We not only express remorse and make amends when we learn that we have impinged insensitively upon another – we learn to avoid doing so, and find a way to get what we want without upsetting anyone else. This is not a question of morality; it is a question of what works best for all concerned. Inevitably we reap what we sow, so it serves as an expedient strategy; it is also a more elegant way to express personality. The continued practise of this golden rule is an entirely valid, effective spiritual path.
Hubris, insensitivity, carelessness, missing the point, shallow relationships, lack of understanding, insularity, joyless pleasure, inconsequential life path.
Since life is nothing without real relationship, these people tend not to reach the depth of experience that is available to others. True relationship is deepened as we soften the ego, and care about the effect we have on others. Someone who has no sense of remorse gets to become rather dried up, aloof and actually proud of their sad insularity as the proof of how impregnable is their fortress mentality.
Some people take it upon themselves to be responsible for another's faults, yet whereas a healthy degree of sensitivity and honest self-criticism naturally forms a part of the normal person's psychological profile, there are limits beyond which it is not helpful to burden oneself. The child of a martyr can grow to become a martyr. They can grow to display a self-pitying personality and be given to victim consciousness — in other words, they expect to be ‘done to’; they feel it’s all their fault — ‘It is true; I am guilty’. In another frame of mind they might become persecutor and be lost in blame. ‘It’s his fault; he’s to blame. Punish him’.

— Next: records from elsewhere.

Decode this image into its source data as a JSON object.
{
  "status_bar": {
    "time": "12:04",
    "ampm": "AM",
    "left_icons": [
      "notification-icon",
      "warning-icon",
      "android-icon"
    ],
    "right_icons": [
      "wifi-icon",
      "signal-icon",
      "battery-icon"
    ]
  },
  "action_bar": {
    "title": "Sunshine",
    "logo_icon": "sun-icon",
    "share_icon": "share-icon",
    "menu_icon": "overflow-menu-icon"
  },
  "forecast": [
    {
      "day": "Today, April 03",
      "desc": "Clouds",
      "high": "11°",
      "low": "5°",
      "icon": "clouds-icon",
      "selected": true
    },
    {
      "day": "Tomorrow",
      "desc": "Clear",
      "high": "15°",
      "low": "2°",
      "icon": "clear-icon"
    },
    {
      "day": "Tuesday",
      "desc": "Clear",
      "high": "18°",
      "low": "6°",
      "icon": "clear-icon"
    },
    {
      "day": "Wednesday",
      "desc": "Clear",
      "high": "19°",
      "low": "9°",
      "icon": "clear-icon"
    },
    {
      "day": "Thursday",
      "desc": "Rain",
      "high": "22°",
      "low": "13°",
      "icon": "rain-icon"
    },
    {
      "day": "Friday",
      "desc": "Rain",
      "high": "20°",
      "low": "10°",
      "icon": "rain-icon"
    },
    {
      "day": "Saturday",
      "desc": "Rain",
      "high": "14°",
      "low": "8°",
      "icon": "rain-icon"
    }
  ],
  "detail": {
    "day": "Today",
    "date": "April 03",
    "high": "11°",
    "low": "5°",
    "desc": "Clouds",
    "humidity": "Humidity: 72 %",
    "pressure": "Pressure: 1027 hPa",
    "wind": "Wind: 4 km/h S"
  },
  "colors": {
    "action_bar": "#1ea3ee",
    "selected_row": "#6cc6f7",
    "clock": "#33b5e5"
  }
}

If humanity would only release guilt and blame, what a joyful day that would be! Where is the advantage in blame? Who gains? And why must we consider the phrase ‘at fault’ to be synonymous with ‘guilty’?
The law is based on a fairly simple set of ideas: The community decides rules and those who go against them are accountable to the community to make good restitution or suffer loss of personal liberty. It seems reasonable. However – what about the responsibility of the lawmakers and the enforcers? Are they also fully accountable? If not then justice is a sham, just a means to control the poor and maintain the currency of those in power. It’s not justice; it’s a device of power.
Democracy is held up as a high ideal and the expression of fairness in politics. Perhaps we need to look again at this. Clearly it is preferable to tyranny — but equally clearly it doesn’t actually work very well the way we operate it at the moment. New ways need to be found so that those in power are made more liable in law — and those who are unwilling to account for their mistakes are removed from positions of authority.